> [Exercise objective]:
Wherever a line of the listing holds the string "JSON", copy that line.

==============================

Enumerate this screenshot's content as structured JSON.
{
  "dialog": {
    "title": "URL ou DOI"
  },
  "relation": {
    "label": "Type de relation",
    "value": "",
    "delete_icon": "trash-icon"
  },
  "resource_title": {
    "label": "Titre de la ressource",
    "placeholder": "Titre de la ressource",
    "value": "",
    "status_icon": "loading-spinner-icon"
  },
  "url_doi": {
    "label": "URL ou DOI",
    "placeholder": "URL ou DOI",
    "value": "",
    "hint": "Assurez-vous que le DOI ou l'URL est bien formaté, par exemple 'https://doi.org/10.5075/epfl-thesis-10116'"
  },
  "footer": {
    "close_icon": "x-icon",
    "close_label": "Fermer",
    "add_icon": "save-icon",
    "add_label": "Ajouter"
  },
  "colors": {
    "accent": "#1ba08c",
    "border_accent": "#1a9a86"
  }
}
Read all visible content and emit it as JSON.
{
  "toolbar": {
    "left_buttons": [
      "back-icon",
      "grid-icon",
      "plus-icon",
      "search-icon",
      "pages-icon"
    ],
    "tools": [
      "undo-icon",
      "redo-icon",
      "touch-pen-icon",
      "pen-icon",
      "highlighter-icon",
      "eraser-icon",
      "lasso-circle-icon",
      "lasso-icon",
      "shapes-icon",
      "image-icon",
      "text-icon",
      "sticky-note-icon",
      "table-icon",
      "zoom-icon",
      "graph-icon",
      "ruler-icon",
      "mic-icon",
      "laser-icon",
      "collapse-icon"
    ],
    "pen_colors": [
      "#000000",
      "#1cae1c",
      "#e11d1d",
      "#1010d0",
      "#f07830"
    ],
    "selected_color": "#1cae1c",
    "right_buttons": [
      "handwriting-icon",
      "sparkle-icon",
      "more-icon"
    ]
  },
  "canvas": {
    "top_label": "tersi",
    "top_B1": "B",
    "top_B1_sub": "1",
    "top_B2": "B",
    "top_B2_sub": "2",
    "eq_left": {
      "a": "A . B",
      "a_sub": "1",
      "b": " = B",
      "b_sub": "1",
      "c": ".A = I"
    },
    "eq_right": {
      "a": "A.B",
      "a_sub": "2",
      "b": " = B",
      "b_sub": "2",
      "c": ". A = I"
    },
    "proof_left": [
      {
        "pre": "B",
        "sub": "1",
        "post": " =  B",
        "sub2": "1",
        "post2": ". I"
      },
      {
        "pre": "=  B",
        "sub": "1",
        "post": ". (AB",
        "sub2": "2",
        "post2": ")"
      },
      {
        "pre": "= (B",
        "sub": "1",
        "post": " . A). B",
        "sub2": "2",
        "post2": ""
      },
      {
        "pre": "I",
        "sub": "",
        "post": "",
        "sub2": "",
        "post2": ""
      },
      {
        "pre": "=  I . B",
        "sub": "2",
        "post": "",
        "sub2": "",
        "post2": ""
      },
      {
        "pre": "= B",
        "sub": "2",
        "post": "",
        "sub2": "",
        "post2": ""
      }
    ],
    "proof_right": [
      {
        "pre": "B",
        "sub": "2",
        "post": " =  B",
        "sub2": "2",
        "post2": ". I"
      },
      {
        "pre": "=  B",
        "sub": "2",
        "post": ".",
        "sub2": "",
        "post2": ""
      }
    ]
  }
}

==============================

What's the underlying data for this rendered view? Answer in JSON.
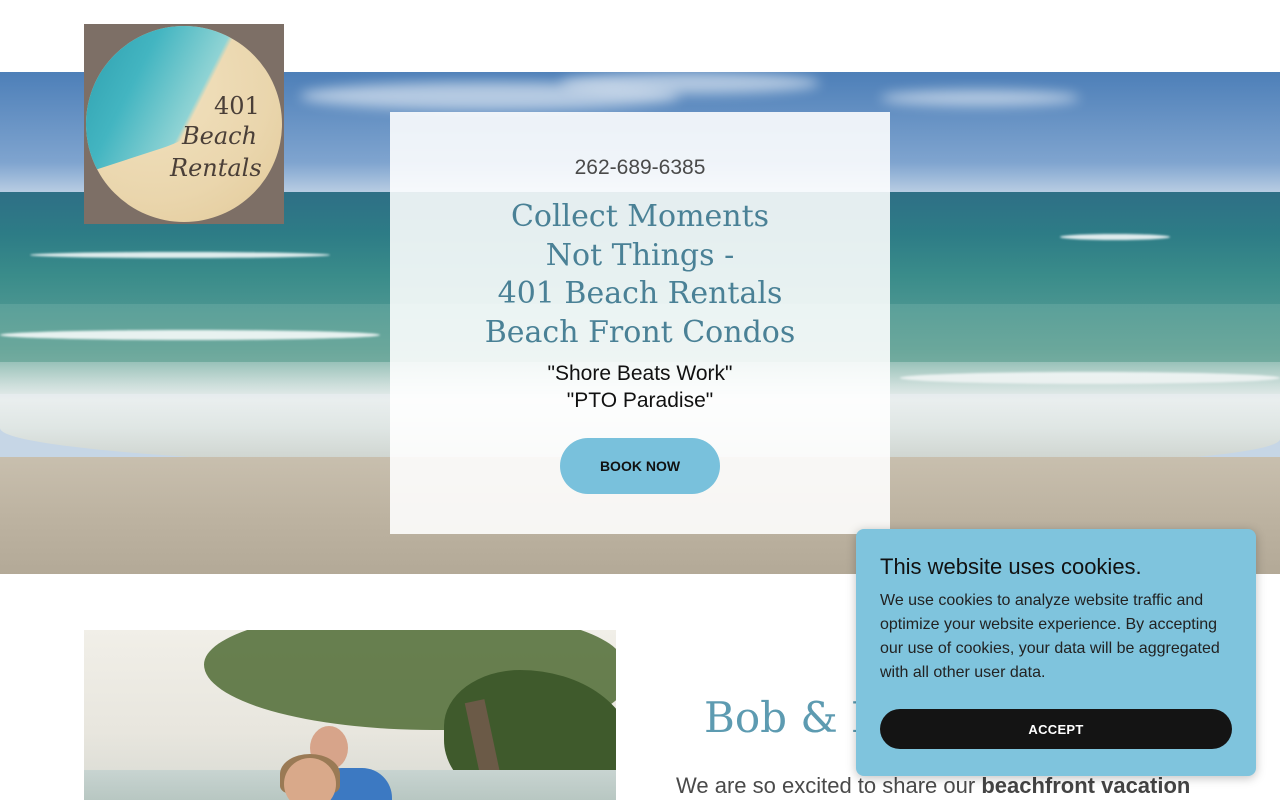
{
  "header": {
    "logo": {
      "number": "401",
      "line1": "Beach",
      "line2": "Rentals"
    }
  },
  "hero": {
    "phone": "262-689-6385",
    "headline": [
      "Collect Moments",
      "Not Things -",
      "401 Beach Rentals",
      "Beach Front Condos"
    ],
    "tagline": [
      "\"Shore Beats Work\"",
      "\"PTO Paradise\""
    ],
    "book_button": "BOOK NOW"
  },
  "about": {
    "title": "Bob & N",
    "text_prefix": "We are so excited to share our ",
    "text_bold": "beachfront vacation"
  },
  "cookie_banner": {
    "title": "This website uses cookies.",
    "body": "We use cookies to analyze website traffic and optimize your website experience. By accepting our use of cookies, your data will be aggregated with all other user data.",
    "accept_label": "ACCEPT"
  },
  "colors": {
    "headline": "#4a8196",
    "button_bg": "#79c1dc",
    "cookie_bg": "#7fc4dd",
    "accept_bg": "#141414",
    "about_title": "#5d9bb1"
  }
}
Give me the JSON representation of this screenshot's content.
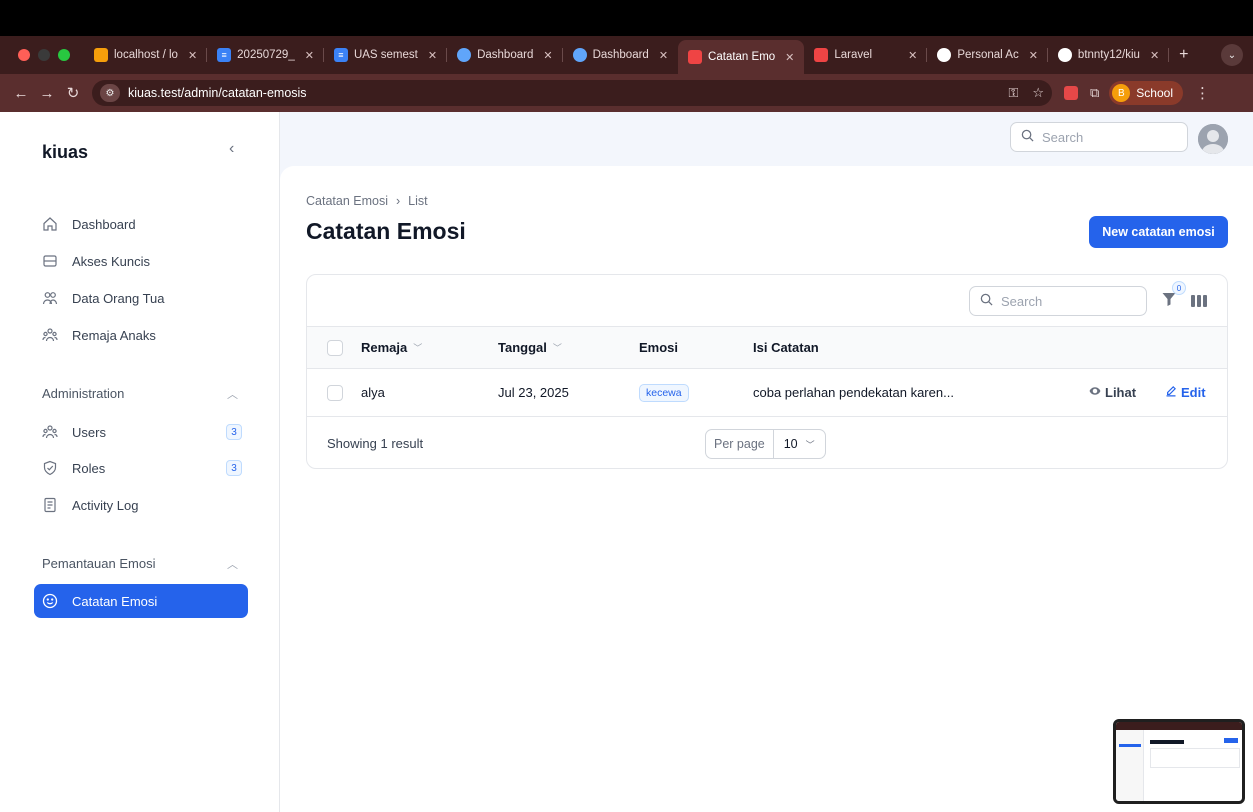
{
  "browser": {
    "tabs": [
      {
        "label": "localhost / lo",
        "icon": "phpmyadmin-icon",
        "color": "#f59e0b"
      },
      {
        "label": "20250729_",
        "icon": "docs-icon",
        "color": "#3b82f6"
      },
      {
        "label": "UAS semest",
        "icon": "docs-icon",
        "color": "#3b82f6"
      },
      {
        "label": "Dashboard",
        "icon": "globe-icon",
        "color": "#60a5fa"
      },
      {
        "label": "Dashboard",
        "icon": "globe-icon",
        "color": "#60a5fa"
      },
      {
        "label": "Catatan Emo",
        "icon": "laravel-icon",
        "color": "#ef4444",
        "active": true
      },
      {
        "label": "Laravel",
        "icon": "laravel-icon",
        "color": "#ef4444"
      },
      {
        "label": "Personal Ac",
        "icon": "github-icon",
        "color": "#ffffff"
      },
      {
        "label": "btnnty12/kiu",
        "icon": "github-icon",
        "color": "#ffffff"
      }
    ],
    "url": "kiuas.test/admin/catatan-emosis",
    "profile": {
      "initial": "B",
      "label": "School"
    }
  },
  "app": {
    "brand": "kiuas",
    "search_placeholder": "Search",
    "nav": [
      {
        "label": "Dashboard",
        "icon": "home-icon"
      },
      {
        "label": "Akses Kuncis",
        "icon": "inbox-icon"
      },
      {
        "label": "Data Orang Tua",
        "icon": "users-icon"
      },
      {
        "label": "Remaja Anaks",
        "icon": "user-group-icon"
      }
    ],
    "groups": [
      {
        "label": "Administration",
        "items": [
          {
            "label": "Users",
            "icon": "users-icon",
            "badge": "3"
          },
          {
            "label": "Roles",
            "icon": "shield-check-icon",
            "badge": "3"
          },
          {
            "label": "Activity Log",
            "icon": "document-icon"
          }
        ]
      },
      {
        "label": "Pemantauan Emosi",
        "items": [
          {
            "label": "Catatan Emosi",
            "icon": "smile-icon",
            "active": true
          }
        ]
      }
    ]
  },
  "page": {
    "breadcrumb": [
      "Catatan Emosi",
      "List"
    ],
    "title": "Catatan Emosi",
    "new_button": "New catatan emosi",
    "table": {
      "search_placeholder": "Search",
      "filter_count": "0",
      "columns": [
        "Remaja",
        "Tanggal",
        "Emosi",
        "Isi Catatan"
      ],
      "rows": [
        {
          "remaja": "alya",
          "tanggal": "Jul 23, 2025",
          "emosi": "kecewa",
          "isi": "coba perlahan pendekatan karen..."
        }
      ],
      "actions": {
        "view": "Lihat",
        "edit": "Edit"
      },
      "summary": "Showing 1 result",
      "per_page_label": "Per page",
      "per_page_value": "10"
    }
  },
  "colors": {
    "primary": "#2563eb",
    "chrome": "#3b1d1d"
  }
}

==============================

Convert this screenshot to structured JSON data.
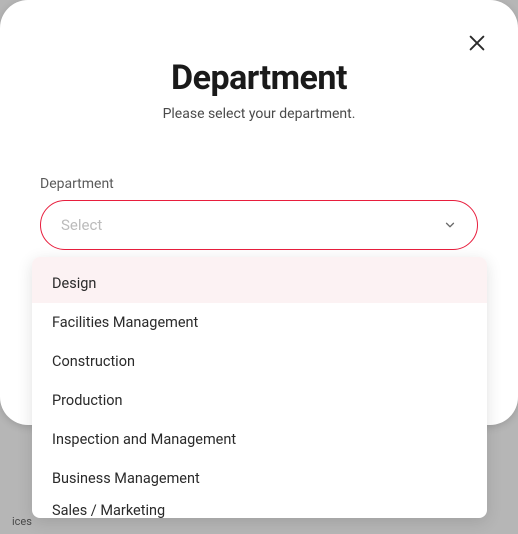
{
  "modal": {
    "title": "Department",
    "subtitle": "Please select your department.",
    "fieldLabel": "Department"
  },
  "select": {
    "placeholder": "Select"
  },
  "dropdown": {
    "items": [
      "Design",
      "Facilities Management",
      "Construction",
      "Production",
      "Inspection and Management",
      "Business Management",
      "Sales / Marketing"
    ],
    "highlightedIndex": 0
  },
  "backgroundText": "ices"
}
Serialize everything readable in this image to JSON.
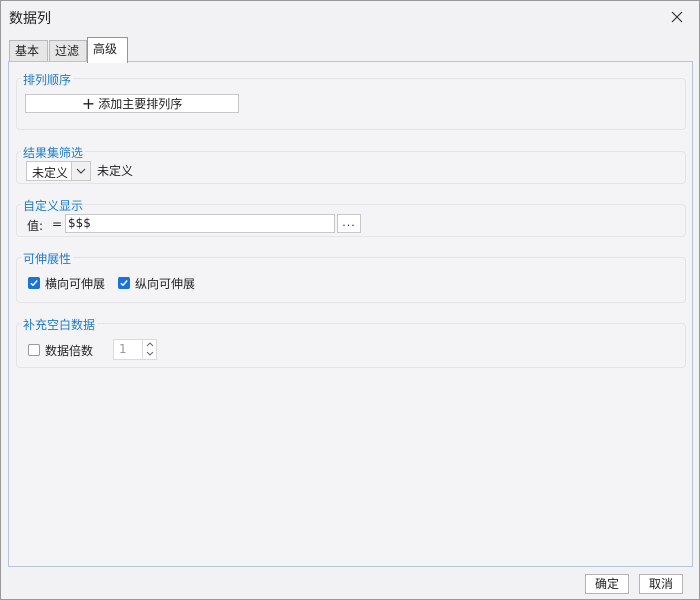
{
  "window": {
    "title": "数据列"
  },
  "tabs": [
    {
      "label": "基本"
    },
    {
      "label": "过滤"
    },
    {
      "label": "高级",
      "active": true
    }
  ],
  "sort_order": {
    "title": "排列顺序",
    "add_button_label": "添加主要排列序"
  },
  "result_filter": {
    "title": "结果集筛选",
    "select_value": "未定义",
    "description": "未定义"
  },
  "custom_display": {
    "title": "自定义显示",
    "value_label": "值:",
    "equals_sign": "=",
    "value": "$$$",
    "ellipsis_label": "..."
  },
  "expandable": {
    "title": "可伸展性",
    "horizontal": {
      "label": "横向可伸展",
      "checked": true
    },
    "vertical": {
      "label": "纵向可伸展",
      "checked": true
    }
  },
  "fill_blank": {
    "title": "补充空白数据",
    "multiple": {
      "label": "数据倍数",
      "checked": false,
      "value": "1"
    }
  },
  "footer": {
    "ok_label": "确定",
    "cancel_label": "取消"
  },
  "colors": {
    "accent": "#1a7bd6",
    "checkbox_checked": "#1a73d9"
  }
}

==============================

> [Output below]:
Enumerate this screenshot's content as structured JSON.
Read all visible content and emit it as JSON.
What's the underlying data for this rendered view? Answer in JSON.
Give me the JSON representation of this screenshot's content.
Convert this screenshot to structured JSON data.
Serialize everything readable in this image to JSON.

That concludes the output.